As I suspected, as I still spend a lot of time feeling exhausted, my medication needed to be increased. I now have to spend another two months waiting for this new level to stabilize. Given how slow this process is I am not convinced that my hormone levels will be correctly adjusted in time for the summer conference season. I am going to need to build in a lot of extra time to recover from the travel and the full days at the conferences.
I’ve been reading about Google’s Summer of Code.
Google Summer of Code (GSoC) is a global program that offers student developers stipends to write code for various open source software projects.
The students who successfully complete the program will receive $4500 but the experience of taking part can be worth so much more than that.
When I was at university I applied for a summer scholarship in order to get £1000 (about $1400) for 10 weeks work. I still remember how nervous I was applying. There were only 10 places and the university had hundreds of eligible students. My senior lecturer sponsored me to continue working on my final year dissertation project. This was an application for the Apple Mac written in HyperTalk that showed connecting pathways in metabolic systems.
I got the place, finished the project, and decided against a career in biochemistry.

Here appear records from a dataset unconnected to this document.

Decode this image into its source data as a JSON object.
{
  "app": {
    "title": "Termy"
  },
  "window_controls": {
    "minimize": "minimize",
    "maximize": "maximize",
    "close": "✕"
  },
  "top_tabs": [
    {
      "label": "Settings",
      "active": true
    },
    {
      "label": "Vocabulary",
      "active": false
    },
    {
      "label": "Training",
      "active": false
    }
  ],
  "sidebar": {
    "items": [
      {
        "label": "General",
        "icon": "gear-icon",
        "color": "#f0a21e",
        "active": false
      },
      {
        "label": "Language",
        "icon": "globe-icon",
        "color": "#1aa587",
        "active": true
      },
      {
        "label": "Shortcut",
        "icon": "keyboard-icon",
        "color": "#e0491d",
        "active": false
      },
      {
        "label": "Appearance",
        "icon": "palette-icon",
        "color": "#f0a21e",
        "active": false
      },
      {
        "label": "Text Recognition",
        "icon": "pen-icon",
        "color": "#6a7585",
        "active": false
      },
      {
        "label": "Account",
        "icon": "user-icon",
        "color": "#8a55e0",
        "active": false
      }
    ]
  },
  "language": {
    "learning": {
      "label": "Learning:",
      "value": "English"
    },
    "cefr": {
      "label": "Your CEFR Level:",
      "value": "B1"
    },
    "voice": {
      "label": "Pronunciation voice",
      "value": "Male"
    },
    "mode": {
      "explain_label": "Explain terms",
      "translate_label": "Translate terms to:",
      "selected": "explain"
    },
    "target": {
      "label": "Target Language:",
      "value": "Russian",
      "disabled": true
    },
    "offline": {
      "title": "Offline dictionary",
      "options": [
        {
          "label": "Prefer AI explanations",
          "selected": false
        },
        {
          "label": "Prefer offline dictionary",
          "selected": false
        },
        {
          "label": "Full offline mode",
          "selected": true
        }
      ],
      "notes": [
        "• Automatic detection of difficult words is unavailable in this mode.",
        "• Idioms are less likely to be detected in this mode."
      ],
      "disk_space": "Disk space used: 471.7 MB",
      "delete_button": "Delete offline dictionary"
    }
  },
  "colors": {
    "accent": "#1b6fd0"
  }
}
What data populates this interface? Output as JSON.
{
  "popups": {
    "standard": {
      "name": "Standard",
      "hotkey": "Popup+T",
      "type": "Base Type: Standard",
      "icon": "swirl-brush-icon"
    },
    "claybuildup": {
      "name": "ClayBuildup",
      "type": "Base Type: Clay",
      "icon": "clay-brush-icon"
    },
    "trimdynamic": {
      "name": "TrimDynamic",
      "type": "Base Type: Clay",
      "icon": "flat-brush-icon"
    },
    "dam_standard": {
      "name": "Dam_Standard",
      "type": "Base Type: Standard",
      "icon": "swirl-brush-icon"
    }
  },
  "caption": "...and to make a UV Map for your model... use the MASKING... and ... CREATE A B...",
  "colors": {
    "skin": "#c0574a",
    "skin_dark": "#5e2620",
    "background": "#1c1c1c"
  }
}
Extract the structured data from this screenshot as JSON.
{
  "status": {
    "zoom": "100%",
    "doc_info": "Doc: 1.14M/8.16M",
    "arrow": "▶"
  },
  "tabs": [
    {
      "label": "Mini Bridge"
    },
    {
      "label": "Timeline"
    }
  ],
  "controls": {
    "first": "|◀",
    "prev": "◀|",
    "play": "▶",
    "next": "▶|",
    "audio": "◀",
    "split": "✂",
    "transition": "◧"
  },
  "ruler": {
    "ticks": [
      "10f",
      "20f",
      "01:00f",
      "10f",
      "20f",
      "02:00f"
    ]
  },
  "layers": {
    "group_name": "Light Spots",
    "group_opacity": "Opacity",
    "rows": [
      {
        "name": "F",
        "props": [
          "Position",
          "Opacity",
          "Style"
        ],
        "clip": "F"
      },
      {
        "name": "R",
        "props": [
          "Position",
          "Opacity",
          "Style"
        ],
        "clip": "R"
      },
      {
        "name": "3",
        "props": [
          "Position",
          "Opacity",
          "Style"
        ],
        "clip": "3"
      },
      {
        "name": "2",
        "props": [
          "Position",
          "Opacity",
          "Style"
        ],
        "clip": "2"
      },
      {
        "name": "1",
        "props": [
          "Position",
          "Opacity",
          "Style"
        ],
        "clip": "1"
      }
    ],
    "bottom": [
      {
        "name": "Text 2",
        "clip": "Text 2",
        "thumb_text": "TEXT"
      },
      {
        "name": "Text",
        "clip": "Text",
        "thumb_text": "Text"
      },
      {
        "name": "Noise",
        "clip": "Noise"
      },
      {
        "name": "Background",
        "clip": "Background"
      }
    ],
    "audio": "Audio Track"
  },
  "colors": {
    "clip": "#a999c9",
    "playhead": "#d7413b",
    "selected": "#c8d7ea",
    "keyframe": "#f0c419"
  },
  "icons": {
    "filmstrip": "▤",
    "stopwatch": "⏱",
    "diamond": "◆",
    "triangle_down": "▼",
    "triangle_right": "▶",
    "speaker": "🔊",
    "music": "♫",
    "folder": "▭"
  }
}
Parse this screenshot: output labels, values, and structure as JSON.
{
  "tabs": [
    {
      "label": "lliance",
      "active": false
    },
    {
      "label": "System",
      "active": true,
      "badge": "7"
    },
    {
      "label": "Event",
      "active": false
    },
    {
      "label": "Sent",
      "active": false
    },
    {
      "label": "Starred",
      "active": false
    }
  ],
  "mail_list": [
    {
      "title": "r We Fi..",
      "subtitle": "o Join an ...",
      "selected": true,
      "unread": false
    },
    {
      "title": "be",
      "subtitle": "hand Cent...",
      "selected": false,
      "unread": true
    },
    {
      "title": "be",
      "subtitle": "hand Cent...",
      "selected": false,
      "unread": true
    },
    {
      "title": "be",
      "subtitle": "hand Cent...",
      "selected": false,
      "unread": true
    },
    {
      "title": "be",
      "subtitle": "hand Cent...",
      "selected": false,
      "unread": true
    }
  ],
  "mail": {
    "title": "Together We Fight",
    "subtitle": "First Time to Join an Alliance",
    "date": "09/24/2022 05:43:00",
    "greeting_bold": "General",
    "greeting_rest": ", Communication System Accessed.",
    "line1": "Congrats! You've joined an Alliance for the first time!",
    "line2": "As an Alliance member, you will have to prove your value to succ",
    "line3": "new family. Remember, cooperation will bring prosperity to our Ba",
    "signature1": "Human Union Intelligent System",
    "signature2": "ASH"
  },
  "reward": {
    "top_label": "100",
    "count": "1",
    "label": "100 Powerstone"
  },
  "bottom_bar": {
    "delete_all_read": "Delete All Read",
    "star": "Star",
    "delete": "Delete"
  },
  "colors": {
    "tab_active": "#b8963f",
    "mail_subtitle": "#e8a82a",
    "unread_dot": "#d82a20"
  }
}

I spent the next four years working full-time and studying at night and just before I completed my Masters I finally got the job I wanted – Junior Analyst Programmer. It all seems like such a long time ago but I know that getting that scholarship made me realise that I had a chance at succeeding in computing.
One of the computing related things I do now is work for The Perl Foundation (TPF). TPF is hoping to take part in GSoC this year and Jonathan Leto has posted a request on his blog asking the world-wide Perl Monger groups to encourage students to take part.
It’s impossible to know how many students use Perl. But there is no doubt that we want to encourage students to both use and help develop the language.